▶ Exercise aim
If a line below holds the word "left", count it; then say how many such lines there are and nothing else.

*** Opening Records shown ***

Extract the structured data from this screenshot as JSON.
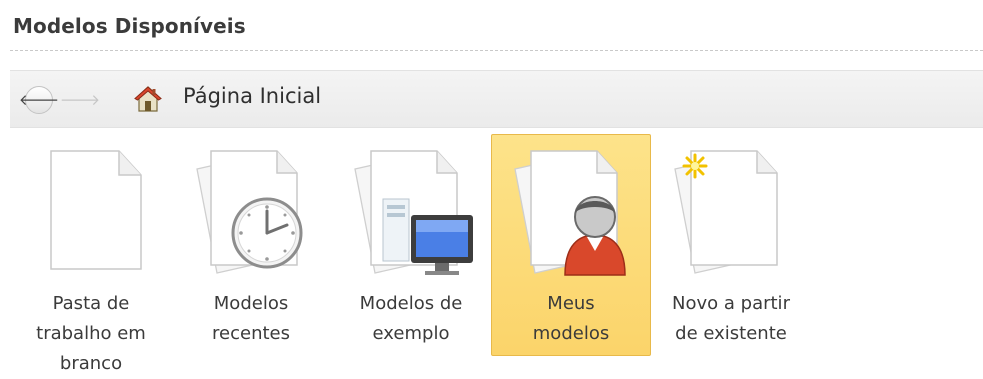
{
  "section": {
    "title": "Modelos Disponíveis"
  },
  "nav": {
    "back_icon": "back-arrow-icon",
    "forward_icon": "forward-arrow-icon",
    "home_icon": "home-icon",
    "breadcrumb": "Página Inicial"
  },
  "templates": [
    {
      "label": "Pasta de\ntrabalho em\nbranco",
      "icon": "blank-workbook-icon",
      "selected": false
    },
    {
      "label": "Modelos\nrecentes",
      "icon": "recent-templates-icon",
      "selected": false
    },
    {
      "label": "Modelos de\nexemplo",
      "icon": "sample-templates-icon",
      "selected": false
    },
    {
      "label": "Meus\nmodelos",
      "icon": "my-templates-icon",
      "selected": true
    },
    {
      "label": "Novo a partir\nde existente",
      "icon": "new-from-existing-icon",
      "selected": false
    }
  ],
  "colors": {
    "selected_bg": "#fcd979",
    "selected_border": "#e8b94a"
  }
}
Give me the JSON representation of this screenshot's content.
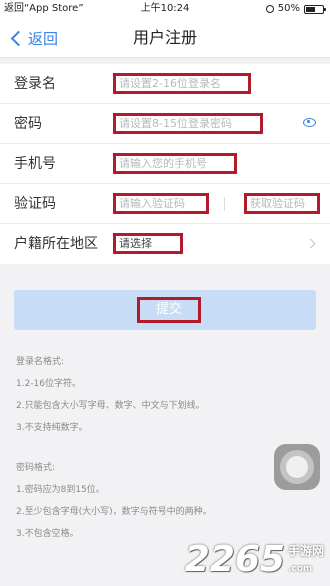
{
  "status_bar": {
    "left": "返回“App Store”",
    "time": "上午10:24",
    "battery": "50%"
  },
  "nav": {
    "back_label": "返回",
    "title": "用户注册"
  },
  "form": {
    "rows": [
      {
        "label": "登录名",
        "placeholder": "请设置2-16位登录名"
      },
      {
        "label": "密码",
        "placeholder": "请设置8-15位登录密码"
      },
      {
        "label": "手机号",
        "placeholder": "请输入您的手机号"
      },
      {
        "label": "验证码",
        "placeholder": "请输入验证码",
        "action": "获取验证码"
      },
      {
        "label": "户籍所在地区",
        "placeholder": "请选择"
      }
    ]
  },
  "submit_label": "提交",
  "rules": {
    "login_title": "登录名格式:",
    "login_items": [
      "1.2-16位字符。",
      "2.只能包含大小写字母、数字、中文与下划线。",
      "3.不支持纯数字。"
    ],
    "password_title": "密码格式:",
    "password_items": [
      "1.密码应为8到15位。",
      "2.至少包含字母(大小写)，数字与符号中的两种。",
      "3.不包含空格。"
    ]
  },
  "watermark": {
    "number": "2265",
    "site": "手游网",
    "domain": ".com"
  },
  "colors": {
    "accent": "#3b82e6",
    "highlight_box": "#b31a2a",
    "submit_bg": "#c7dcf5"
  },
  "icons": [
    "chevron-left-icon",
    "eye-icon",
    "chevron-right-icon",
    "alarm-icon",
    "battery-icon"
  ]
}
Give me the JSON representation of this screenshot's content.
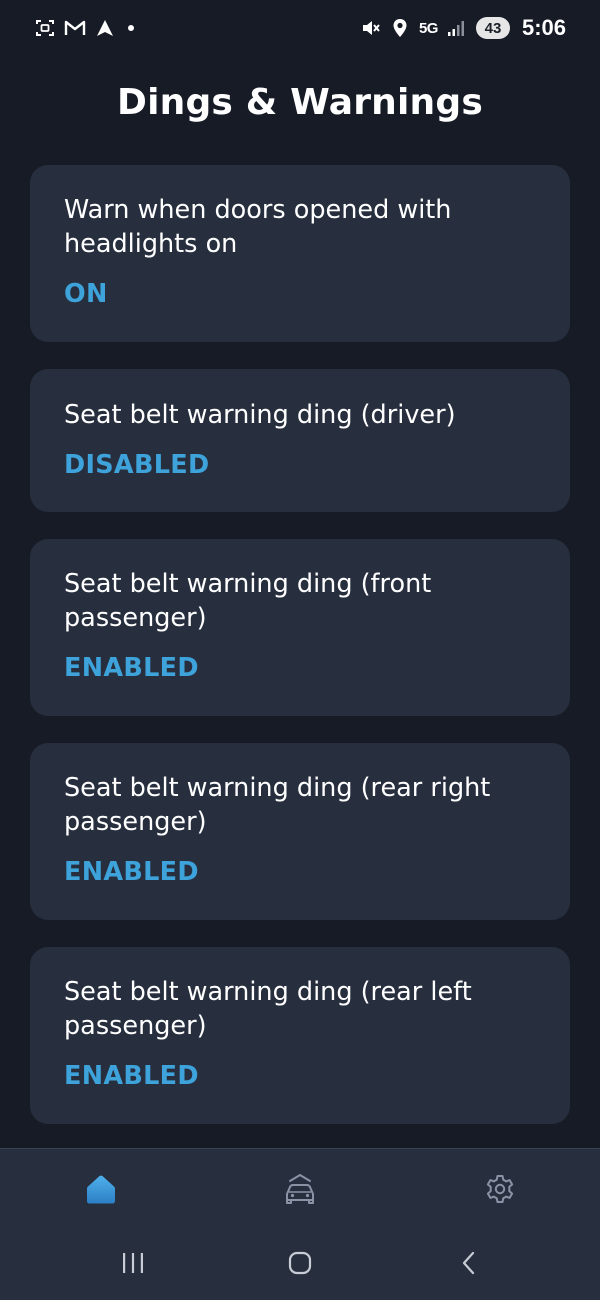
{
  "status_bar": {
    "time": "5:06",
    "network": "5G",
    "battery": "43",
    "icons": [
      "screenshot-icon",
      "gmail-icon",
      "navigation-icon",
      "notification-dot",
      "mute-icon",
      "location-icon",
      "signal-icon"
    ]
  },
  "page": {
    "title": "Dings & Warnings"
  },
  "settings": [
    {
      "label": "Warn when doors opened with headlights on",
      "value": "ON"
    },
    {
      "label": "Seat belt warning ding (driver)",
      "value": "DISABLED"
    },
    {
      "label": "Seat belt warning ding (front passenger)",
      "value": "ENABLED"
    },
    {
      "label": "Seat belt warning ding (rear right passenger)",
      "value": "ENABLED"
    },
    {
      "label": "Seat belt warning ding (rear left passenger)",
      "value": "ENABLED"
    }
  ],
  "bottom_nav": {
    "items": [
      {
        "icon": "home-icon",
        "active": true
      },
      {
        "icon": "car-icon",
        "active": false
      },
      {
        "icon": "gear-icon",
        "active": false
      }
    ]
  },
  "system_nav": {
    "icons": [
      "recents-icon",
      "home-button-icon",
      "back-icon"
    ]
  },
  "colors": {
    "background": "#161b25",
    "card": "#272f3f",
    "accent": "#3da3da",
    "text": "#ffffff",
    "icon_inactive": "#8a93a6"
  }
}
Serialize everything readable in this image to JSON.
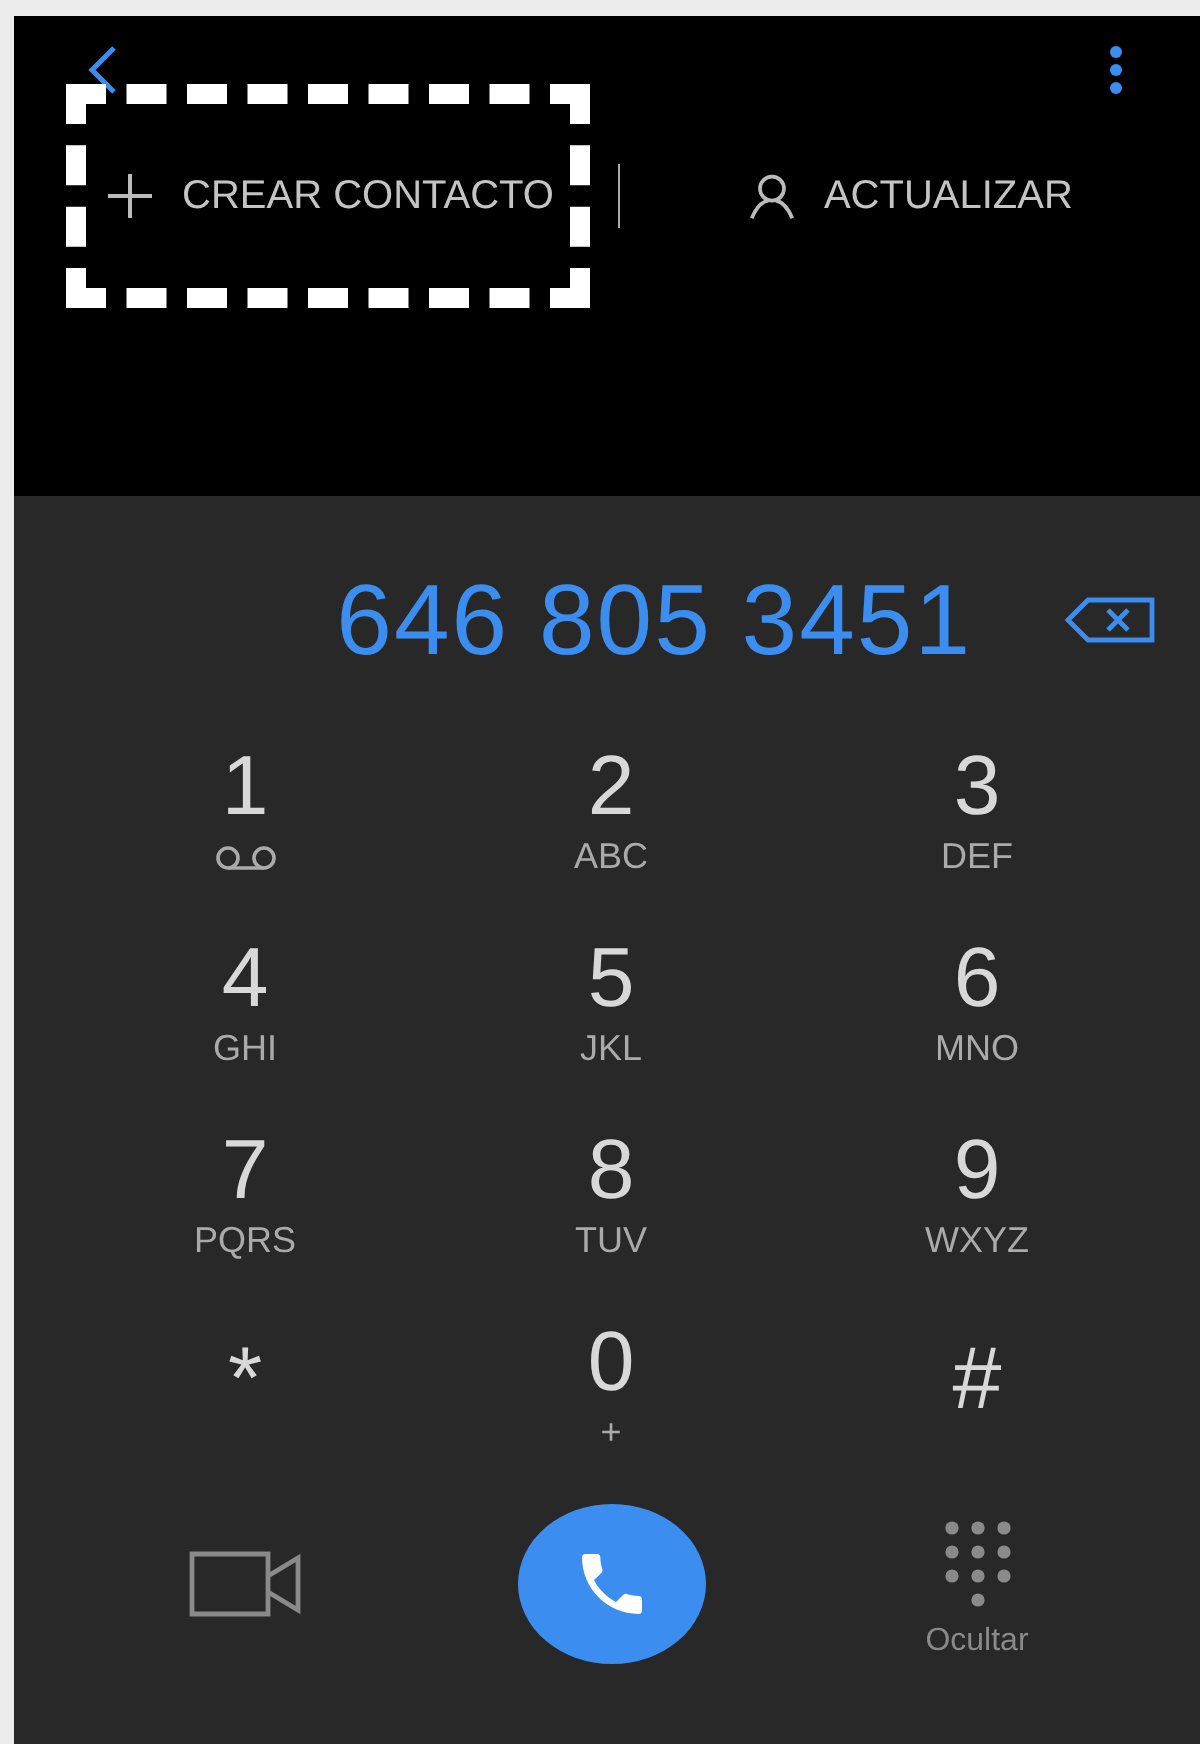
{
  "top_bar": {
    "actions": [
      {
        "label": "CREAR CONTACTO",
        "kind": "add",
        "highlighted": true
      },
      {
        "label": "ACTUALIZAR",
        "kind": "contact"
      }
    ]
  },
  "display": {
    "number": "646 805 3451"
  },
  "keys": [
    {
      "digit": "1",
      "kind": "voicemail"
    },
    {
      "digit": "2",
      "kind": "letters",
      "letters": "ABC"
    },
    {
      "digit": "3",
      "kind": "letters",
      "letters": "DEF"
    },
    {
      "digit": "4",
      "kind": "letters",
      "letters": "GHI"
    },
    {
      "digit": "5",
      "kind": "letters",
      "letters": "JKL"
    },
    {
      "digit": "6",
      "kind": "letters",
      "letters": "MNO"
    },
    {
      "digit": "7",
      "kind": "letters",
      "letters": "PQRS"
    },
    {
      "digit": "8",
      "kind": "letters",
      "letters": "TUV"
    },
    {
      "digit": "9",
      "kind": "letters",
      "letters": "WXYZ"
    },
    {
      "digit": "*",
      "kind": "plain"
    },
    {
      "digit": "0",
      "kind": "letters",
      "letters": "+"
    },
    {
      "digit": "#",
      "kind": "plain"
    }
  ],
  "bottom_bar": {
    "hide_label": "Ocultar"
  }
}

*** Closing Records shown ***
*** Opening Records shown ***

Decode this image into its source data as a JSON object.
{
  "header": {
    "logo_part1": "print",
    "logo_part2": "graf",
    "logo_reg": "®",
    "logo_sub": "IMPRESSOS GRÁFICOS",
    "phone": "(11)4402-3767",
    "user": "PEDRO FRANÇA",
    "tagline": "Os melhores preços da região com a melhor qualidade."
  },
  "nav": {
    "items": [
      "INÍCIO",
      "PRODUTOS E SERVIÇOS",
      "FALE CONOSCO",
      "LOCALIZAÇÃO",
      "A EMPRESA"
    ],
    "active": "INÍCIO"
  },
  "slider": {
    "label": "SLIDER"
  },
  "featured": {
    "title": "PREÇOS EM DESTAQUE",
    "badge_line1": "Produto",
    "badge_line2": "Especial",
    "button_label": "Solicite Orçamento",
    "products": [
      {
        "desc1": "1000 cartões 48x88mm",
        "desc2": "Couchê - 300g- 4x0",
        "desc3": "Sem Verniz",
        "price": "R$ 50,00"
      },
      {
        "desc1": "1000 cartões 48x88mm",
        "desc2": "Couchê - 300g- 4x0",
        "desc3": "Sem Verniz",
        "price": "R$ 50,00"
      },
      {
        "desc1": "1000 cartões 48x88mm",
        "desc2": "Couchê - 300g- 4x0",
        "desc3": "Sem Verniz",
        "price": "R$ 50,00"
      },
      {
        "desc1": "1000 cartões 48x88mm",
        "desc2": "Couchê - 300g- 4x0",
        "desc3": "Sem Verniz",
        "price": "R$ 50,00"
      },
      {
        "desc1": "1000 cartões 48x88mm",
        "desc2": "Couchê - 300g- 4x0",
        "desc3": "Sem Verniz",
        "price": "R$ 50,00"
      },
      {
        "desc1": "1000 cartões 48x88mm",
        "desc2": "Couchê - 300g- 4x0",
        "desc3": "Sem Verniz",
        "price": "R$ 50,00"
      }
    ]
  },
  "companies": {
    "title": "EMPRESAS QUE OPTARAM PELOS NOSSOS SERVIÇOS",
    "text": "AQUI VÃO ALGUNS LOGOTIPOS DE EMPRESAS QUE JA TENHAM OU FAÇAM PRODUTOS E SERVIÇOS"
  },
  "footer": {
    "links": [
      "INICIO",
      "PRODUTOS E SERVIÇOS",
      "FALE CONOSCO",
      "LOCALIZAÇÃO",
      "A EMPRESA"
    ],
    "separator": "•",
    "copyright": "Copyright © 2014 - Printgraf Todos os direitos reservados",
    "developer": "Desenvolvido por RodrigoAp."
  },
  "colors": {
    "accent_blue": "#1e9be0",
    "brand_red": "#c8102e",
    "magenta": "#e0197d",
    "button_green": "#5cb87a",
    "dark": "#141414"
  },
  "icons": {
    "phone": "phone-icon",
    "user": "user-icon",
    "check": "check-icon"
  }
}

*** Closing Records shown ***

▶ Exercise answer
3